“Pity we can’t take the bacta tank anywhere,” said Lané. They’d looked to see if it could be taken out, although transporting it would’ve been a headache, and found it was firmly integrated into the building’s systems; taken away, it would be useless. There wasn’t much point in looking again, but Lané walked up to the emptied tank anyway, wrinkling her nose at the lingering smell of used and wrung bacta. “Don’t suppose there’s be any point in cutting the cables off?” She reached down and took one of the heavier ones into her hand. Hock clearly was surprised by the ease with which she lifted it, which had to be amusing her, even if she didn’t show it.
Unfortunately for her, Briné had already made her decision on it: “If we had a use for them here, there might be. But it’s not worth carrying them.”
“Ah, well,” said Lané, and forlornly tossed the cable down.
To Briné’s surprise, the sound of it thudding hard on the floor of the tank made Yolierre’s eyes fly open. He exclaimed something incomprehensible, then tried to turn his head back and forth, but was still too weak to do so. His eyes moved; it looked like they were reacting to light, but Briné wasn’t sure. “What can you see?” she asked. “Can you feel your body beneath your neck? Don’t try to move anything, just…”
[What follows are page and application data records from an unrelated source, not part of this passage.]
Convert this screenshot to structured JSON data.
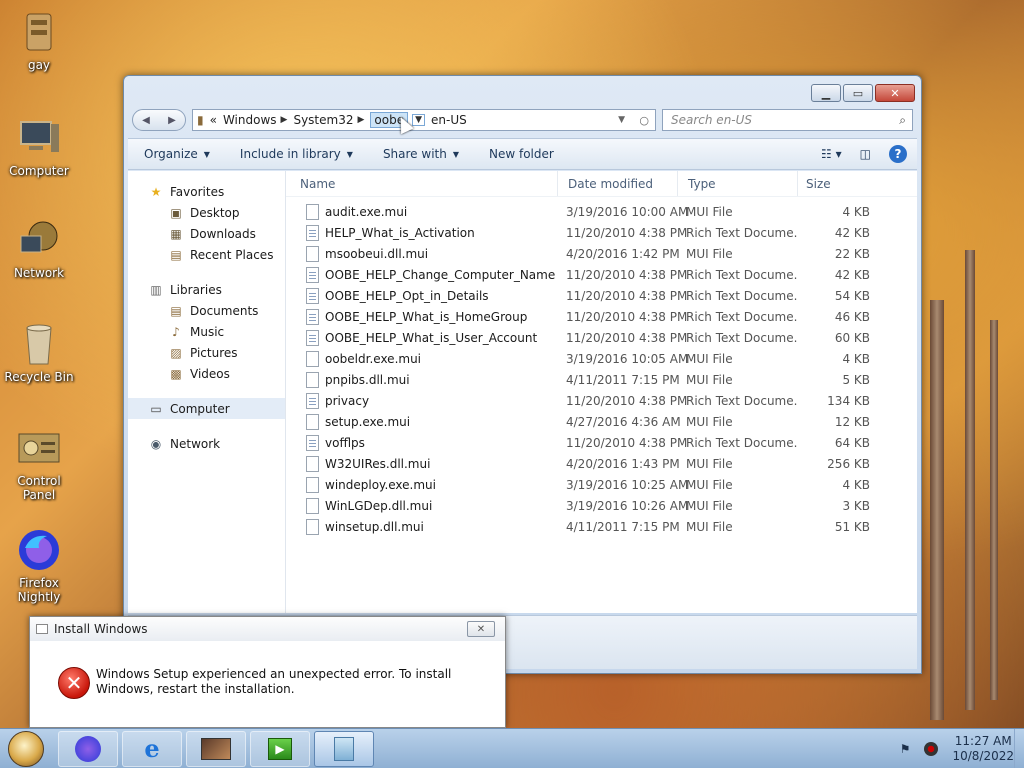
{
  "desktop": {
    "icons": [
      {
        "label": "gay",
        "icon": "user-folder-icon"
      },
      {
        "label": "Computer",
        "icon": "computer-icon"
      },
      {
        "label": "Network",
        "icon": "network-icon"
      },
      {
        "label": "Recycle Bin",
        "icon": "recycle-bin-icon"
      },
      {
        "label": "Control Panel",
        "icon": "control-panel-icon"
      },
      {
        "label": "Firefox Nightly",
        "icon": "firefox-nightly-icon"
      }
    ]
  },
  "explorer": {
    "address": {
      "chevron": "«",
      "crumbs": [
        "Windows",
        "System32",
        "oobe",
        "en-US"
      ],
      "selected_crumb_index": 2
    },
    "search": {
      "placeholder": "Search en-US"
    },
    "toolbar": {
      "organize": "Organize",
      "include_in_library": "Include in library",
      "share_with": "Share with",
      "new_folder": "New folder"
    },
    "nav": {
      "favorites": {
        "label": "Favorites",
        "items": [
          "Desktop",
          "Downloads",
          "Recent Places"
        ]
      },
      "libraries": {
        "label": "Libraries",
        "items": [
          "Documents",
          "Music",
          "Pictures",
          "Videos"
        ]
      },
      "computer": "Computer",
      "network": "Network"
    },
    "columns": {
      "name": "Name",
      "date": "Date modified",
      "type": "Type",
      "size": "Size"
    },
    "files": [
      {
        "name": "audit.exe.mui",
        "date": "3/19/2016 10:00 AM",
        "type": "MUI File",
        "size": "4 KB"
      },
      {
        "name": "HELP_What_is_Activation",
        "date": "11/20/2010 4:38 PM",
        "type": "Rich Text Docume...",
        "size": "42 KB"
      },
      {
        "name": "msoobeui.dll.mui",
        "date": "4/20/2016 1:42 PM",
        "type": "MUI File",
        "size": "22 KB"
      },
      {
        "name": "OOBE_HELP_Change_Computer_Name",
        "date": "11/20/2010 4:38 PM",
        "type": "Rich Text Docume...",
        "size": "42 KB"
      },
      {
        "name": "OOBE_HELP_Opt_in_Details",
        "date": "11/20/2010 4:38 PM",
        "type": "Rich Text Docume...",
        "size": "54 KB"
      },
      {
        "name": "OOBE_HELP_What_is_HomeGroup",
        "date": "11/20/2010 4:38 PM",
        "type": "Rich Text Docume...",
        "size": "46 KB"
      },
      {
        "name": "OOBE_HELP_What_is_User_Account",
        "date": "11/20/2010 4:38 PM",
        "type": "Rich Text Docume...",
        "size": "60 KB"
      },
      {
        "name": "oobeldr.exe.mui",
        "date": "3/19/2016 10:05 AM",
        "type": "MUI File",
        "size": "4 KB"
      },
      {
        "name": "pnpibs.dll.mui",
        "date": "4/11/2011 7:15 PM",
        "type": "MUI File",
        "size": "5 KB"
      },
      {
        "name": "privacy",
        "date": "11/20/2010 4:38 PM",
        "type": "Rich Text Docume...",
        "size": "134 KB"
      },
      {
        "name": "setup.exe.mui",
        "date": "4/27/2016 4:36 AM",
        "type": "MUI File",
        "size": "12 KB"
      },
      {
        "name": "vofflps",
        "date": "11/20/2010 4:38 PM",
        "type": "Rich Text Docume...",
        "size": "64 KB"
      },
      {
        "name": "W32UIRes.dll.mui",
        "date": "4/20/2016 1:43 PM",
        "type": "MUI File",
        "size": "256 KB"
      },
      {
        "name": "windeploy.exe.mui",
        "date": "3/19/2016 10:25 AM",
        "type": "MUI File",
        "size": "4 KB"
      },
      {
        "name": "WinLGDep.dll.mui",
        "date": "3/19/2016 10:26 AM",
        "type": "MUI File",
        "size": "3 KB"
      },
      {
        "name": "winsetup.dll.mui",
        "date": "4/11/2011 7:15 PM",
        "type": "MUI File",
        "size": "51 KB"
      }
    ]
  },
  "dialog": {
    "title": "Install Windows",
    "message": "Windows Setup experienced an unexpected error. To install Windows, restart the installation."
  },
  "taskbar": {
    "apps": [
      "firefox-nightly-icon",
      "internet-explorer-icon",
      "photos-icon",
      "media-player-icon",
      "install-windows-icon"
    ],
    "active_index": 4,
    "clock": {
      "time": "11:27 AM",
      "date": "10/8/2022"
    }
  },
  "colors": {
    "accent": "#2a6fc9",
    "error": "#c8160a"
  }
}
“Who are you?” he asked, but he stopped trying to move. “Where am I?”